| What is being asked |
From the entries below, extract every line that includes the word "icon".

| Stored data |

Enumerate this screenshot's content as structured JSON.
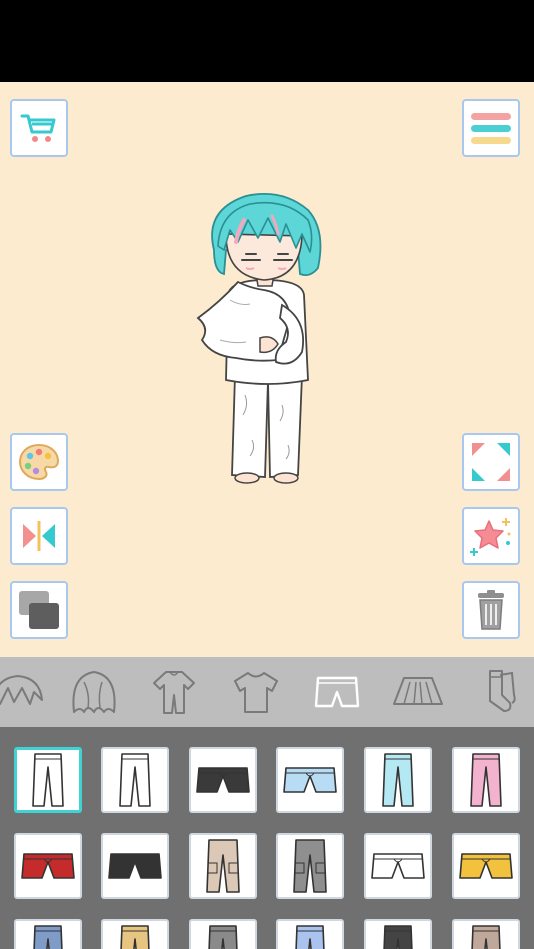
{
  "app": {
    "screen": "dress-up-editor"
  },
  "colors": {
    "stage_bg": "#fdebcf",
    "button_border": "#a9c8ef",
    "category_bar": "#bdbdbd",
    "grid_bg": "#707070",
    "selected_border": "#3fd3d3",
    "hair": "#5cd6d6",
    "hair_accent": "#f2a9bd"
  },
  "buttons": {
    "left": [
      "cart-icon",
      "palette-icon",
      "flip-icon",
      "layers-icon"
    ],
    "right": [
      "menu-icon",
      "fullscreen-icon",
      "star-effect-icon",
      "trash-icon"
    ]
  },
  "categories": [
    {
      "name": "hair-front",
      "active": false
    },
    {
      "name": "hair-back",
      "active": false
    },
    {
      "name": "outfit",
      "active": false
    },
    {
      "name": "top",
      "active": false
    },
    {
      "name": "bottom",
      "active": true
    },
    {
      "name": "skirt",
      "active": false
    },
    {
      "name": "socks",
      "active": false
    }
  ],
  "items": [
    {
      "kind": "pants",
      "color": "#ffffff",
      "selected": true
    },
    {
      "kind": "pants",
      "color": "#ffffff",
      "selected": false
    },
    {
      "kind": "shorts",
      "color": "#3a3a3a",
      "selected": false
    },
    {
      "kind": "shorts",
      "color": "#b9dcf5",
      "selected": false
    },
    {
      "kind": "pants",
      "color": "#b4e8f3",
      "selected": false
    },
    {
      "kind": "pants",
      "color": "#f3b2cd",
      "selected": false
    },
    {
      "kind": "shorts",
      "color": "#c62b2b",
      "selected": false
    },
    {
      "kind": "shorts",
      "color": "#333333",
      "selected": false
    },
    {
      "kind": "cargo",
      "color": "#dcc8b6",
      "selected": false
    },
    {
      "kind": "cargo",
      "color": "#8f8f8f",
      "selected": false
    },
    {
      "kind": "shorts",
      "color": "#ffffff",
      "selected": false
    },
    {
      "kind": "shorts",
      "color": "#f2c13d",
      "selected": false
    },
    {
      "kind": "pants",
      "color": "#7f9bc8",
      "selected": false
    },
    {
      "kind": "pants",
      "color": "#e7c482",
      "selected": false
    },
    {
      "kind": "pants",
      "color": "#8a8a8a",
      "selected": false
    },
    {
      "kind": "pants",
      "color": "#a9c2ee",
      "selected": false
    },
    {
      "kind": "pants",
      "color": "#444444",
      "selected": false
    },
    {
      "kind": "pants",
      "color": "#bfa89a",
      "selected": false
    }
  ]
}
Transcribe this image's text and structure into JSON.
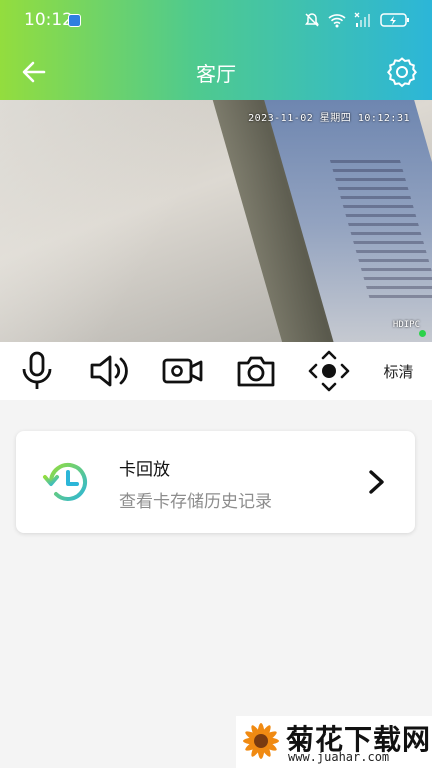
{
  "status_bar": {
    "time": "10:12"
  },
  "header": {
    "title": "客厅"
  },
  "video": {
    "timestamp": "2023-11-02  星期四  10:12:31",
    "label": "HDIPC"
  },
  "controls": {
    "quality_label": "标清"
  },
  "playback_card": {
    "title": "卡回放",
    "subtitle": "查看卡存储历史记录"
  },
  "watermark": {
    "name": "菊花下载网",
    "url": "www.juahar.com"
  },
  "colors": {
    "accent_green": "#93dd3e",
    "accent_blue": "#2cb6d8",
    "live_indicator": "#2bd24a"
  }
}
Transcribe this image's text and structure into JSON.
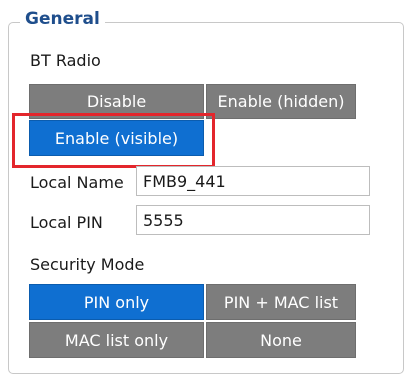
{
  "group": {
    "title": "General"
  },
  "bt_radio": {
    "label": "BT Radio",
    "options": {
      "disable": "Disable",
      "enable_hidden": "Enable (hidden)",
      "enable_visible": "Enable (visible)"
    },
    "selected": "enable_visible"
  },
  "local_name": {
    "label": "Local Name",
    "value": "FMB9_441"
  },
  "local_pin": {
    "label": "Local PIN",
    "value": "5555"
  },
  "security_mode": {
    "label": "Security Mode",
    "options": {
      "pin_only": "PIN only",
      "pin_mac_list": "PIN + MAC list",
      "mac_list_only": "MAC list only",
      "none": "None"
    },
    "selected": "pin_only"
  },
  "colors": {
    "selected": "#0f6fd1",
    "unselected": "#7d7d7d",
    "highlight": "#e3262c",
    "legend": "#1f4e8c"
  }
}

| The answer |
      "cart-icon",
      "palette-icon",
      "flip-icon",
      "layers-icon"
      "menu-icon",
      "fullscreen-icon",
      "star-effect-icon",
      "trash-icon"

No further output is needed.